Discipline without an education component will only temporarily stop problematic behaviours because the cause of the behaviour still exists; therefore, once the cause re-emerges, so too will the problematic behaviour. The DCM emphasis on student-teacher discourse is designed to educate students about, and engage students in, the rule-making processes of their classrooms. It is worth stating that educators do not need to change students' behaviours. This is a misconception that inherently absolves students from their much needed and desired responsibility to actively participate. The intent of purposeful student-teacher discourses about classroom management is, therefore, to evoke students' natural and vested interests in the way their educational environments should operate. If educators can change how students think about their behaviour, problematic behaviours will dissipate.

References

Brophy, J. (2006). History of research on classroom management. In C.M. Evertson & C.S. Weinstein (Eds.), Handbook of classroom management: Research, practice, and contemporary issues (pp. 17-46). Mahwah, NJ: Lawrence Erlbaum Associates.
Edmunds, A.L. (2010). The effectiveness of a school-wide approach to classroom management. Paper presented at AERA Annual Meeting, Denver, CO: April.
Edmunds, A.L. & Edmunds, G.A. (2008). Special education in Canada. Toronto, ON: McGraw-Hill Ryerson.

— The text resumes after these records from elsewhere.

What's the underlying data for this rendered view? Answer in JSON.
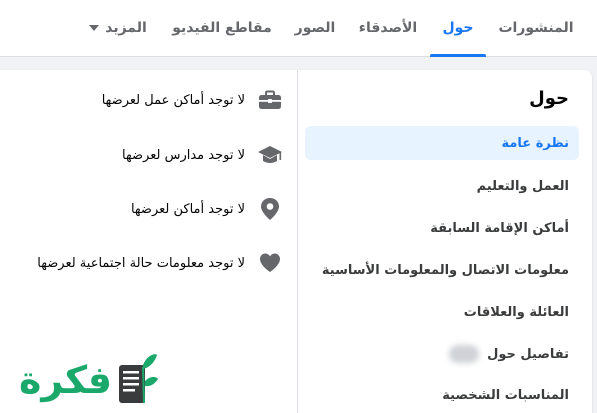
{
  "tabs": [
    {
      "label": "المنشورات"
    },
    {
      "label": "حول"
    },
    {
      "label": "الأصدقاء"
    },
    {
      "label": "الصور"
    },
    {
      "label": "مقاطع الفيديو"
    },
    {
      "label": "المزيد"
    }
  ],
  "sidebar": {
    "title": "حول",
    "items": [
      {
        "label": "نظرة عامة"
      },
      {
        "label": "العمل والتعليم"
      },
      {
        "label": "أماكن الإقامة السابقة"
      },
      {
        "label": "معلومات الاتصال والمعلومات الأساسية"
      },
      {
        "label": "العائلة والعلاقات"
      },
      {
        "label": "تفاصيل حول"
      },
      {
        "label": "المناسبات الشخصية"
      }
    ]
  },
  "overview": {
    "rows": [
      {
        "icon": "briefcase-icon",
        "text": "لا توجد أماكن عمل لعرضها"
      },
      {
        "icon": "graduation-cap-icon",
        "text": "لا توجد مدارس لعرضها"
      },
      {
        "icon": "location-pin-icon",
        "text": "لا توجد أماكن لعرضها"
      },
      {
        "icon": "heart-icon",
        "text": "لا توجد معلومات حالة اجتماعية لعرضها"
      }
    ]
  },
  "watermark": {
    "text": "فكرة"
  },
  "colors": {
    "accent": "#1877f2",
    "active_bg": "#e7f3ff",
    "icon": "#65676b",
    "logo": "#1aa96b"
  }
}
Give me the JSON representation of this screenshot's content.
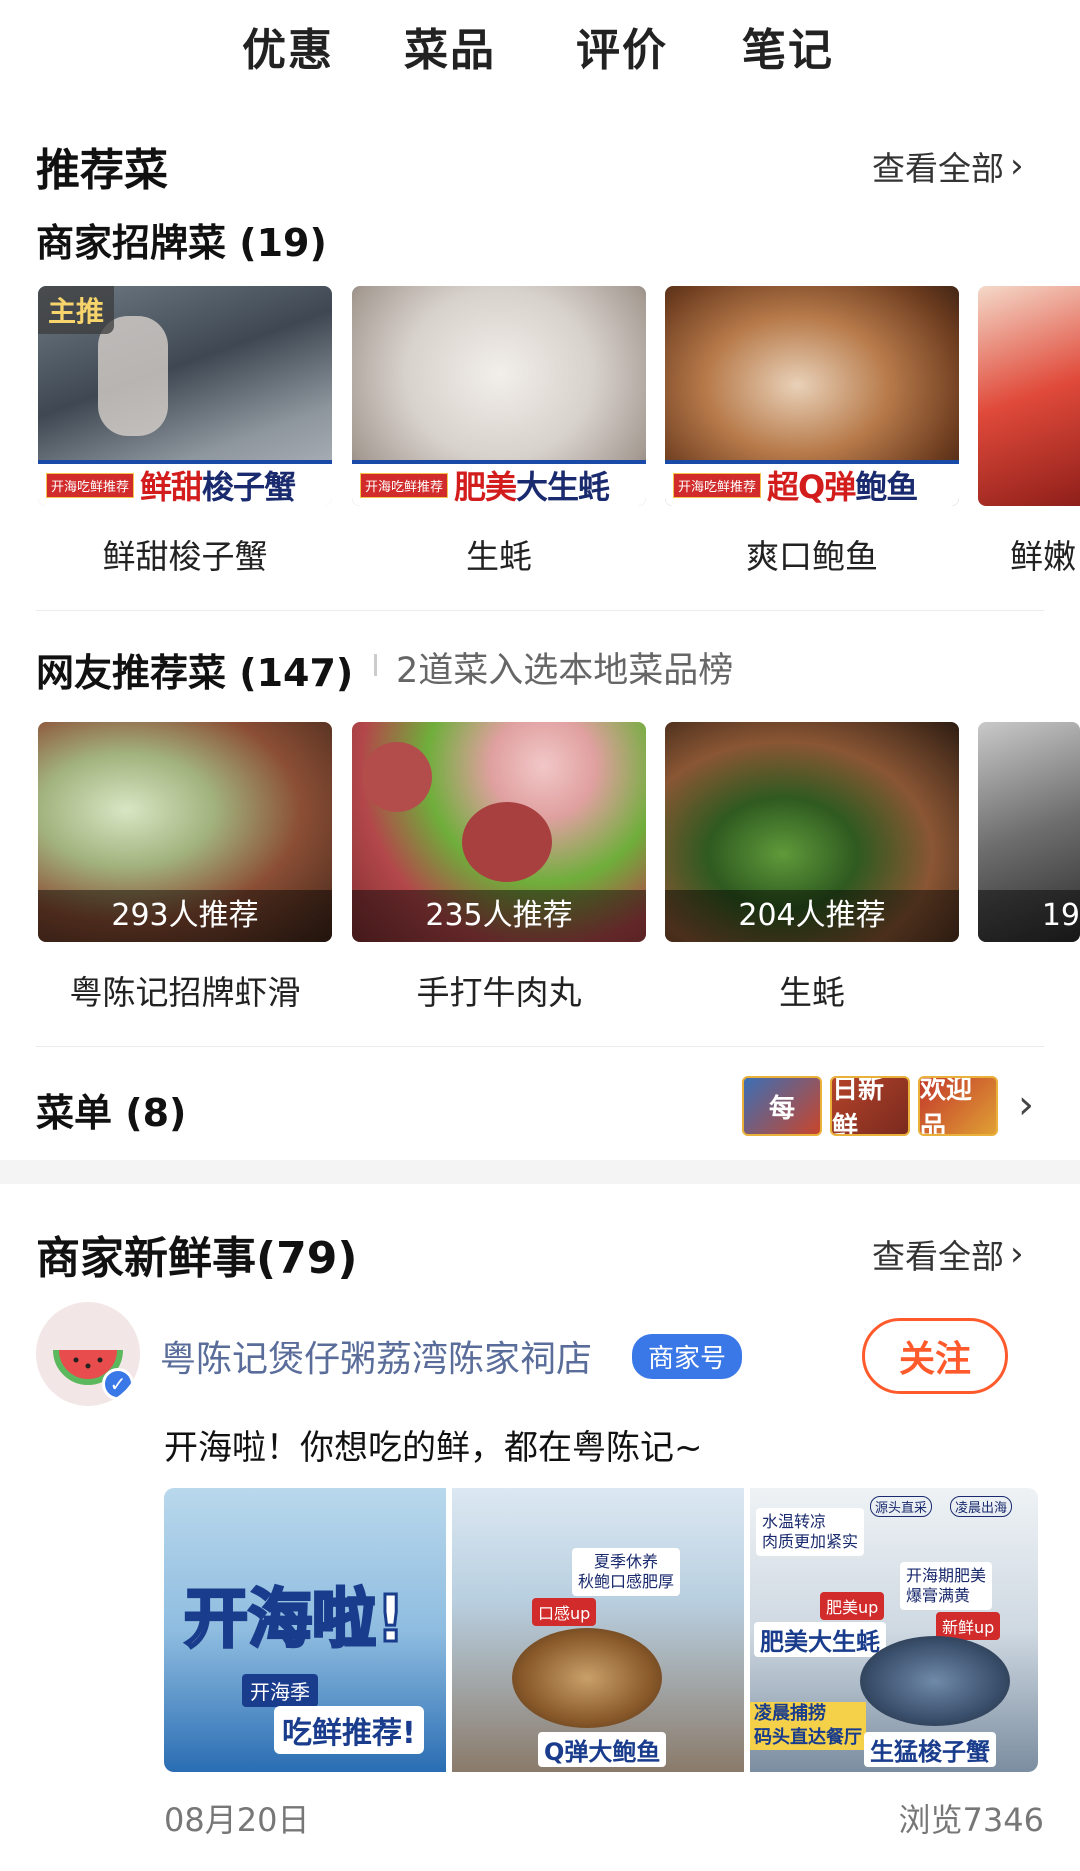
{
  "tabs": [
    "优惠",
    "菜品",
    "评价",
    "笔记"
  ],
  "recommend": {
    "title": "推荐菜",
    "view_all": "查看全部",
    "signature": {
      "title": "商家招牌菜 (19)",
      "items": [
        {
          "name": "鲜甜梭子蟹",
          "badge": "主推",
          "banner_tag": "开海吃鲜推荐",
          "banner_a": "鲜甜",
          "banner_b": "梭子蟹"
        },
        {
          "name": "生蚝",
          "badge": "",
          "banner_tag": "开海吃鲜推荐",
          "banner_a": "肥美",
          "banner_b": "大生蚝"
        },
        {
          "name": "爽口鲍鱼",
          "badge": "",
          "banner_tag": "开海吃鲜推荐",
          "banner_a": "超Q弹",
          "banner_b": "鲍鱼"
        },
        {
          "name": "鲜嫩",
          "badge": "",
          "banner_tag": "",
          "banner_a": "",
          "banner_b": ""
        }
      ]
    },
    "netizen": {
      "title": "网友推荐菜 (147)",
      "subtitle": "2道菜入选本地菜品榜",
      "items": [
        {
          "name": "粤陈记招牌虾滑",
          "count": "293人推荐"
        },
        {
          "name": "手打牛肉丸",
          "count": "235人推荐"
        },
        {
          "name": "生蚝",
          "count": "204人推荐"
        },
        {
          "name": "",
          "count": "19"
        }
      ]
    },
    "menu": {
      "title": "菜单 (8)",
      "thumbs": [
        "每",
        "日新鲜",
        "欢迎品"
      ]
    }
  },
  "news": {
    "title": "商家新鲜事(79)",
    "view_all": "查看全部",
    "shop_name": "粤陈记煲仔粥荔湾陈家祠店",
    "shop_tag": "商家号",
    "follow": "关注",
    "post_text": "开海啦！你想吃的鲜，都在粤陈记~",
    "poster": {
      "headline": "开海啦!",
      "sub_a": "开海季",
      "sub_b": "吃鲜推荐!",
      "panel2_a": "夏季休养",
      "panel2_b": "秋鲍口感肥厚",
      "panel2_tag": "口感up",
      "panel2_name": "Q弹大鲍鱼",
      "panel3_a": "水温转凉",
      "panel3_b": "肉质更加紧实",
      "panel3_tag": "肥美up",
      "panel3_name": "肥美大生蚝",
      "panel3_c": "凌晨捕捞",
      "panel3_d": "码头直达餐厅",
      "panel4_a": "源头直采",
      "panel4_b": "凌晨出海",
      "panel4_c": "开海期肥美",
      "panel4_d": "爆膏满黄",
      "panel4_tag": "新鲜up",
      "panel4_name": "生猛梭子蟹"
    },
    "date": "08月20日",
    "views": "浏览7346"
  },
  "colors": {
    "accent": "#ff5a2c",
    "shop_tag": "#3b78e7",
    "shop_name": "#5a6d9a"
  }
}
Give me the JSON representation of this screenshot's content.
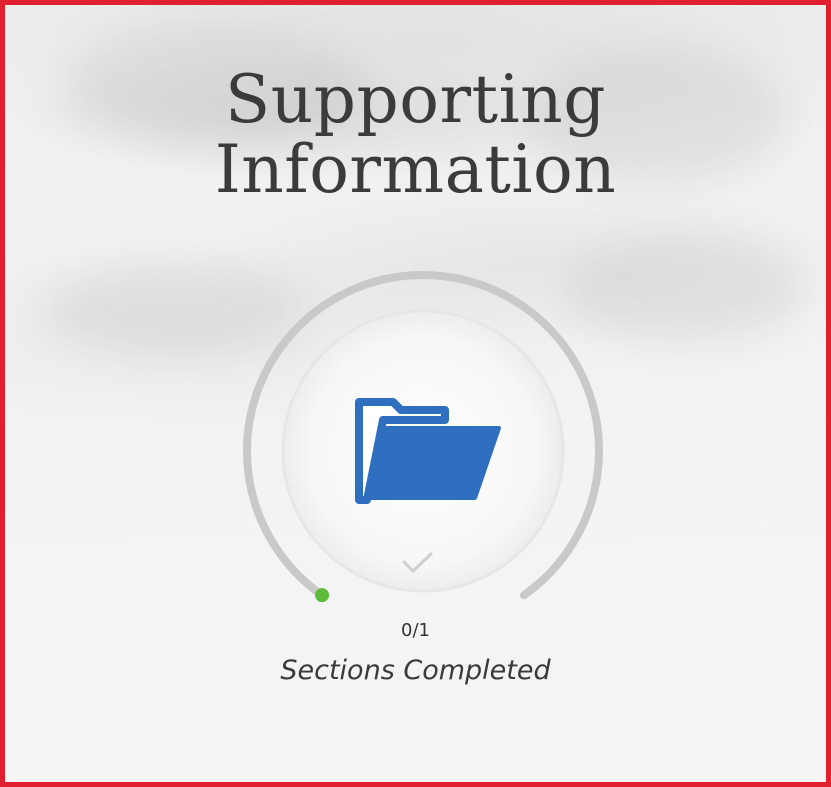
{
  "card": {
    "title_line1": "Supporting",
    "title_line2": "Information",
    "icon": "folder-open-icon",
    "status_icon": "checkmark-icon",
    "completed": 0,
    "total": 1,
    "progress_fraction": 0,
    "count_text": "0/1",
    "caption": "Sections Completed"
  },
  "colors": {
    "frame_border": "#e0202f",
    "folder_blue": "#2f6fbf",
    "progress_dot": "#5dbb3a",
    "ring_track": "#c9c9c9",
    "title_text": "#3b3b3b"
  }
}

Edmunds, A.L., Edmunds, G.A., & Hogarth, L. (2012). The behaviour management network: KNAER knowledge mobilization. Paper presented at the 2012 Ontario Education Research Symposium, Toronto, ON, February.
Evertson, C.M., & Weinstein, C.S. (2006). Handbook of classroom management: Research, practice, and contemporary issues. Mahwah, NJ: Lawrence Erlbaum Associates.
Fallona, C., & Richardson, V. (2006). Classroom management as a moral activity. In C.M. Evertson & C.S. Weinstein (Eds.), Handbook of classroom management: Research, practice, and contemporary issues (pp. 1041-1062). Mahwah, NJ: Lawrence Erlbaum Associates.
Johnson, F.L., & Edmunds, A.L. (2006). From chaos to control: Understanding and responding to the behaviors of students with exceptionalities. London, ON: The Althouse Press.
Lewis, T.J., Newcomer, L.L., Trussell, R., & Richter, M. (2006). Schoolwide positive behavior support: Building systems to develop and maintain appropriate social behavior. In C.M. Evertson & C.S. Weinstein (Eds.), Handbook of classroom management: Research, practice and contemporary issues (pp. 833-854). Mahwah, NJ: Lawrence Erlbaum Associates.
Lewis, T.J., & Sugai, G. (1999). Effective behavior support: A systems approach to proactive schoolwide management. Focus on Exceptional Children, 31(6), 1-24.
McCaslin, M., Bozak, A.R., Naploeon, L., Thomas, A., Vasquez, V., Wayman, V., & Zhang, J. (2006). Self-regulated learning and classroom management: Theory, research and considerations for classroom practice. In C.M. Evertson & C.S. Weinstein (Eds.), Handbook of classroom management: Research, practice and contemporary issues (pp. 223-252). Mahwah, NJ: Lawrence Erlbaum Associates.
Morine-Dershimer, G. (2006). Classroom management and classroom discourse. In C.M. Evertson & C. S. Weinstein (Eds.), Handbook of classroom management: Research, practice and contemporary issues (pp. 127-156). Mahwah, NJ: Lawrence Erlbaum Associates.
Nucci, L. (2006). Classroom management for moral and social development. In C.M. Evertson & C. S. Weinstein (Eds.), Handbook of classroom management: Research, practice, and contemporary issues (pp. 711-734). Mahwah, NJ: Lawrence Erlbaum Associates.
Scott, T.M., Gagnon, J.C., & Nelson, C.M. (2008). School-wide systems of positive behaviour support: A framework for reducing school crime and violence. Journal of Behavior Analysis of Offender and Victim: Treatment and Prevention, 1(3), 259–272.
Sugai, G., Horner, R.H., Dunlap, G., Hieneman, M., Lewis, T.J., Nelson, C.M., Scott, T., Liaupsin, C., Sailor, W., Turnbull, A.P., Turnbull, W., Wickham, D., Ruef, M., & Wilcox, B. (2000). Applying positive behavioral support and functional behavioral assessment in schools. Washington, DC: OSEP Center of Positive Behavioral Interventions and Support.